## EXERCISE BRIEF
Identify all lines below that hold "icon" and collect them.
== DATA LISTING
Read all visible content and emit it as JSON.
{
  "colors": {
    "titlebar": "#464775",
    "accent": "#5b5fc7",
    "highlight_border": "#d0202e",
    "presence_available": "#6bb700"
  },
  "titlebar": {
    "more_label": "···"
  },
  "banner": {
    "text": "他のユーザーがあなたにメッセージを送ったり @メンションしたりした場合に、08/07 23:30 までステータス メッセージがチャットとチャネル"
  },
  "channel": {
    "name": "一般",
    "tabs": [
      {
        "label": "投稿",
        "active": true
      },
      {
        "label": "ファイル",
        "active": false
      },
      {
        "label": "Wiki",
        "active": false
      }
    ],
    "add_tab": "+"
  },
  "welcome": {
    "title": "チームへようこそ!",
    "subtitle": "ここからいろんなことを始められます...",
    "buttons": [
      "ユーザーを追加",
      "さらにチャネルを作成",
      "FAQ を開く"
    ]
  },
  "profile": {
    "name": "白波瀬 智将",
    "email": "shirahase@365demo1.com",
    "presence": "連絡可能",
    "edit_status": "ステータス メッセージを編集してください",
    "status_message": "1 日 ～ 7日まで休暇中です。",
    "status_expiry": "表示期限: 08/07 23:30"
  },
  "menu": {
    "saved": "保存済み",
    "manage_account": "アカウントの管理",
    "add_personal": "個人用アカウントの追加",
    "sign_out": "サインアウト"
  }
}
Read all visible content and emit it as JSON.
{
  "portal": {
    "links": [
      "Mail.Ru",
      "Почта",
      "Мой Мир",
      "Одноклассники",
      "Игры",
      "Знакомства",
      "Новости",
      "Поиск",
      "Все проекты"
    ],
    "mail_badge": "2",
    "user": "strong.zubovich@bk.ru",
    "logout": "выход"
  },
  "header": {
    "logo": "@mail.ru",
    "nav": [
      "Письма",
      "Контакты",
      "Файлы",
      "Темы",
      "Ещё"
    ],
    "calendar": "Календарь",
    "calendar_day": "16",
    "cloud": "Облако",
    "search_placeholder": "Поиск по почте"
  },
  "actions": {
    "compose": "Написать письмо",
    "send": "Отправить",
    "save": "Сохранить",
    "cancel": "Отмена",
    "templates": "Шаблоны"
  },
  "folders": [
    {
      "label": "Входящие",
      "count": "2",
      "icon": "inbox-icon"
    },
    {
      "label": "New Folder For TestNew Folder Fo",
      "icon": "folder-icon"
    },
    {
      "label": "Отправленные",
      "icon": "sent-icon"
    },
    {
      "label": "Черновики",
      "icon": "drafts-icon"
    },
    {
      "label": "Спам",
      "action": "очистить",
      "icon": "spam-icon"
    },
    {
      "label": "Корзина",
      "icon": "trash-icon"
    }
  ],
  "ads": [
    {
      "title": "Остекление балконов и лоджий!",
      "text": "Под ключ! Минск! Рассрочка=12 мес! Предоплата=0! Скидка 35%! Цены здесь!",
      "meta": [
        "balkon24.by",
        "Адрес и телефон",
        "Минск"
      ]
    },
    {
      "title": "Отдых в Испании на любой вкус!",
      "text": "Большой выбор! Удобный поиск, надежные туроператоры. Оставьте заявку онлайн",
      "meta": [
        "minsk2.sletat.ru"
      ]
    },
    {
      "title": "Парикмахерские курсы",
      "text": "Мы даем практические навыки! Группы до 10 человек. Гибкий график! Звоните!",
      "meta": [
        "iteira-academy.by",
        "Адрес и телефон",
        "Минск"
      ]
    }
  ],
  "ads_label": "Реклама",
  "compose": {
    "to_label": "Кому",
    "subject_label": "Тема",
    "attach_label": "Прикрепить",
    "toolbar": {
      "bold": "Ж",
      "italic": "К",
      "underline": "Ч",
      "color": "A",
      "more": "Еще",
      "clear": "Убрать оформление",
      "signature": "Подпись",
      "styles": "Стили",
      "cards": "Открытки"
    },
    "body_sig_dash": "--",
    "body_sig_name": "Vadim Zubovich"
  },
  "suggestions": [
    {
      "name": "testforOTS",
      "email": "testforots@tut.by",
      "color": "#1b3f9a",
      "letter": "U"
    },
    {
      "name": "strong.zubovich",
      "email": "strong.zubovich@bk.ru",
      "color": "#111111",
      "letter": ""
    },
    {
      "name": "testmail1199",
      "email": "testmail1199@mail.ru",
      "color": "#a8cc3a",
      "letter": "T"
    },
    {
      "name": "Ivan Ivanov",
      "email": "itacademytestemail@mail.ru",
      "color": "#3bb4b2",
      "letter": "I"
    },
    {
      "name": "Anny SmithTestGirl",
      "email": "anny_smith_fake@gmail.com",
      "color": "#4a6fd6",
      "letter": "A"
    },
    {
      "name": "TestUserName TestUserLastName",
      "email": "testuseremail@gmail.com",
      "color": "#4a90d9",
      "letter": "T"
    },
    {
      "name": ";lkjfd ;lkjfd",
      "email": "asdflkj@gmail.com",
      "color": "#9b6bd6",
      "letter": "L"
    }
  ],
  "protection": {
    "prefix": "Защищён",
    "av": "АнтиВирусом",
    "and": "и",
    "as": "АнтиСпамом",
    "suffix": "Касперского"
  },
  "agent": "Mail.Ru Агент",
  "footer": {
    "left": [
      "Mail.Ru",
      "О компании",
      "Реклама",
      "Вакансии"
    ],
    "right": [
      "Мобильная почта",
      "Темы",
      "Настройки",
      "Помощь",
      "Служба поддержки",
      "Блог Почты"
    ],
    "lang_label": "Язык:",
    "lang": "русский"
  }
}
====
## WRITTEN ANSWER
      "icon": "inbox-icon"
      "icon": "folder-icon"
      "icon": "sent-icon"
      "icon": "drafts-icon"
      "icon": "spam-icon"
      "icon": "trash-icon"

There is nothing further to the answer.